Now, with the Vatican reportedly close to naming a permanent replacement for Law, Lennon could leave his temporary post with many tough issues unresolved and hundreds of lawsuits against the church still unsettled.
"As an observer, my conclusion would be that he's probably done as good a job as he might be expected to do under the circumstances," said Boston College historian Thomas O'Connor. "I think the word I would use would be 'stabilize.' I didn't see anything get any worse."
The Boston Globe reported Sunday that a new archbishop could be named this month, and that the archdiocese has identified locations where the announcement could be made. Citing unidentified church officials, the Globe reported that Pope John Paul II's choice to head the archdiocese could be made public as early as Tuesday - in advance of an upcoming meeting of U.S. bishops.
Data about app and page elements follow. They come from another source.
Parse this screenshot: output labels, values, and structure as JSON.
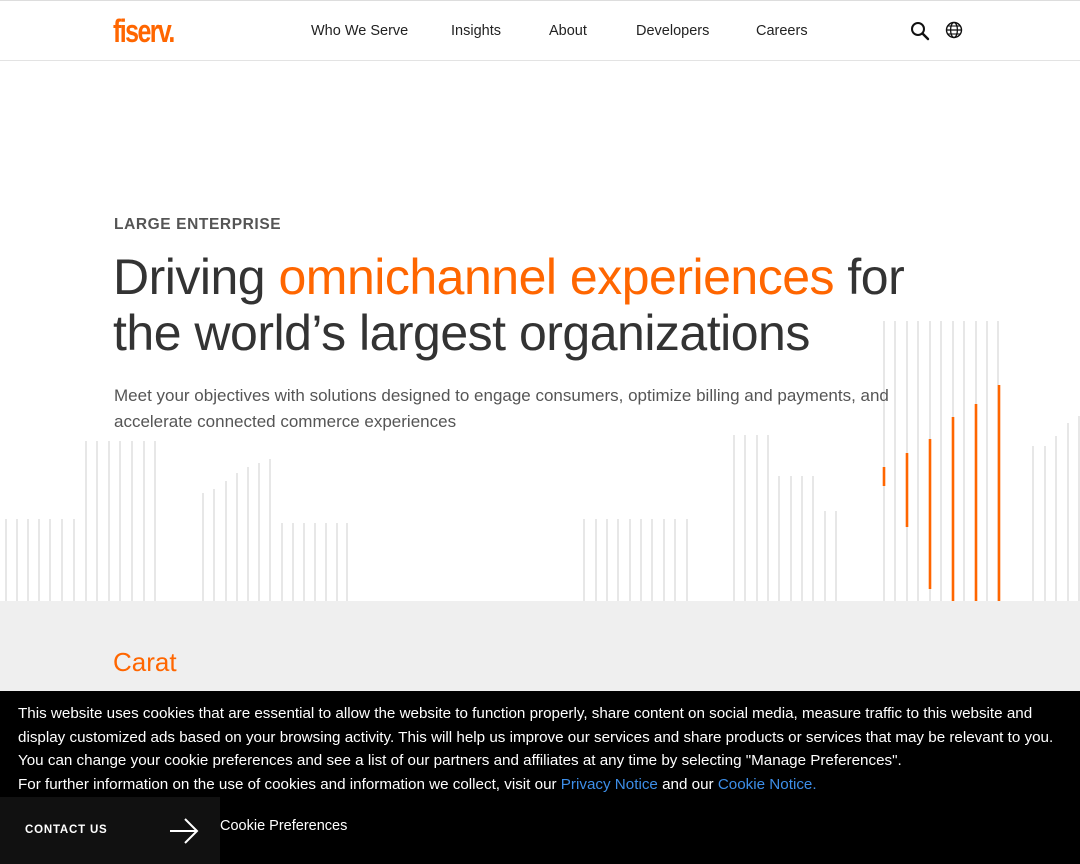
{
  "brand": {
    "logo_text": "fiserv.",
    "accent_color": "#ff6600"
  },
  "nav": {
    "items": [
      {
        "label": "Who We Serve"
      },
      {
        "label": "Insights"
      },
      {
        "label": "About"
      },
      {
        "label": "Developers"
      },
      {
        "label": "Careers"
      }
    ],
    "icons": [
      "search-icon",
      "globe-icon"
    ]
  },
  "hero": {
    "eyebrow": "LARGE ENTERPRISE",
    "headline_part1": "Driving ",
    "headline_accent": "omnichannel experiences",
    "headline_part2": " for the world’s largest organizations",
    "subtext": "Meet your objectives with solutions designed to engage consumers, optimize billing and payments, and accelerate connected commerce experiences"
  },
  "section": {
    "title": "Carat"
  },
  "cookie_banner": {
    "line1": "This website uses cookies that are essential to allow the website to function properly, share content on social media, measure traffic to this website and display customized ads based on your browsing activity. This will help us improve our services and share products or services that may be relevant to you. You can change your cookie preferences and see a list of our partners and affiliates at any time by selecting \"Manage Preferences\".",
    "line2_prefix": "For further information on the use of cookies and information we collect, visit our ",
    "privacy_link": "Privacy Notice",
    "line2_mid": " and our ",
    "cookie_link": "Cookie Notice.",
    "preferences_label": "Cookie Preferences",
    "link_color": "#3d8ee8"
  },
  "contact": {
    "label": "CONTACT US",
    "icon": "arrow-right-icon"
  }
}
The newspaper called Pittsburgh Bishop Donald W. Wuerl the most likely replacement for Law, with Archbishops Harry J. Flynn of Minneapolis-St. Paul and Edwin F. O'Brien of the Military Services also on the list.
The Rev. Christopher Coyne, spokesman for the Boston archdiocese, declined to comment. Wuerl said the report was speculation.
Law stepped down as archbishop last December in the face of bitter criticism for his handling of the scandal, which unfolded throughout the year as dozens of priest personnel files were ordered released by a Superior Court judge. The documents revealed that church officials knowingly shuffled priests accused of abuse between parishes.
The Vatican appointed Lennon, 56, a relative unknown who was untainted by the scandal, as apostolic administrator - the temporary spiritual leader of the archdiocese's more than 2 million Catholics.
"He took on one of the toughest jobs imaginable," said Jim Post, director of the church reform group Voice of the Faithful. "He came into this position with an enormous amount of goodwill. Even the sharpest critics of the church were sympathetic to the enormity of the challenges he faced."
As one of his first acts, Lennon celebrated Sunday Mass at Boston's Cathedral of the Holy Cross and then, surrounded by a jostling throng of reporters and photographers, strode outside to shake hands with protesters.
The greeting a marked contrast to Law, but after that auspicious beginning, Lennon was dogged by some of the same problems as the cardinal.
He was willing to meet with victims and critics, but refused - as Law did - to accept donations from Voice of the Faithful, a lay group of Catholics who sought change in the church hierarchy and more responsiveness to parishioners - and continued to ban the group from meeting on church property.
He repeatedly said he wanted to settle more than 500 sexual abuse claims, but disappointed critics when church lawyers used such tactics as seeking records and depositions from victims' therapists. A 90-day moratorium on legal proceedings, in the hopes of reaching a settlement, also came and went; another 30-day moratorium remains in force, though there haven't been obvious signs of progress.
"There's been a lot of frustration with Bishop Lennon because there hasn't been a lot of visible signs of progress made in the archdiocese," Post said. "Some of it's fair and some is unfair, but there's a perception that he hasn't been able to reverse the downward spiral."
Paul Baier, president of the advocacy group Survivors First, said Lennon's tenure has diminished expectations for Law's permanent replacement.
"I think the change got people hopeful, but the reality is it's a 100 percent continuation of the policies of Law. That realization over time has been terribly disappointing to survivors and their parents," he said. "They had hope, and they lost it again."
Still, the Rev. Robert Bullock, head of the Boston Priests Forum and a critic of Law, called Lennon's challenges "extraordinary." He understands the disappointment with Lennon, but said he has handled the tasks before him with "great grace."
"He knew full well ... he couldn't do anything that would in any way tie the hands of his successor," Bullock said.
By Theo Emery